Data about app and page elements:
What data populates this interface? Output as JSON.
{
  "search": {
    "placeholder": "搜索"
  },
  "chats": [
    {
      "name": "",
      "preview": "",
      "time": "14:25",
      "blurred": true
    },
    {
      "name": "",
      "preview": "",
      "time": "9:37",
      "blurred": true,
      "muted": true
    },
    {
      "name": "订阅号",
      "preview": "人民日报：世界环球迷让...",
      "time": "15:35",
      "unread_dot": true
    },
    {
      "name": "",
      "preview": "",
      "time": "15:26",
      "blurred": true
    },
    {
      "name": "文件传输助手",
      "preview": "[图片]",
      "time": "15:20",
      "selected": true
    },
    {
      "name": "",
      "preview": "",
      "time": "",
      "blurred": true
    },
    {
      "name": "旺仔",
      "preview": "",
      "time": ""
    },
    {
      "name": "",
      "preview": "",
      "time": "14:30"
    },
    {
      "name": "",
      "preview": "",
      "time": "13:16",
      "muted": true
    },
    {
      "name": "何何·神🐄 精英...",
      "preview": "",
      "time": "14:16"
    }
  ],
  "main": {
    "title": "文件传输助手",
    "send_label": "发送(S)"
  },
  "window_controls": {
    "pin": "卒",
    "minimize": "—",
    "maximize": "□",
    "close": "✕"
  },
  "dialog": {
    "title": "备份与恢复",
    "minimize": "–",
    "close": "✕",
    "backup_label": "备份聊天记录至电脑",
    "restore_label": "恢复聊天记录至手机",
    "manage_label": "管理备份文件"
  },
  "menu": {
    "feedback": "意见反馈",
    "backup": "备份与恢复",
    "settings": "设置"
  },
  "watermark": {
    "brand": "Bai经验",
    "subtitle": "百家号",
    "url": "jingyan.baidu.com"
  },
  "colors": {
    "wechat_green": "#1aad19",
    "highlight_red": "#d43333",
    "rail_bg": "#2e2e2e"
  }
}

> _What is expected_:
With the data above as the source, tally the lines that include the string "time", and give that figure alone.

> _Completed exercise_:
10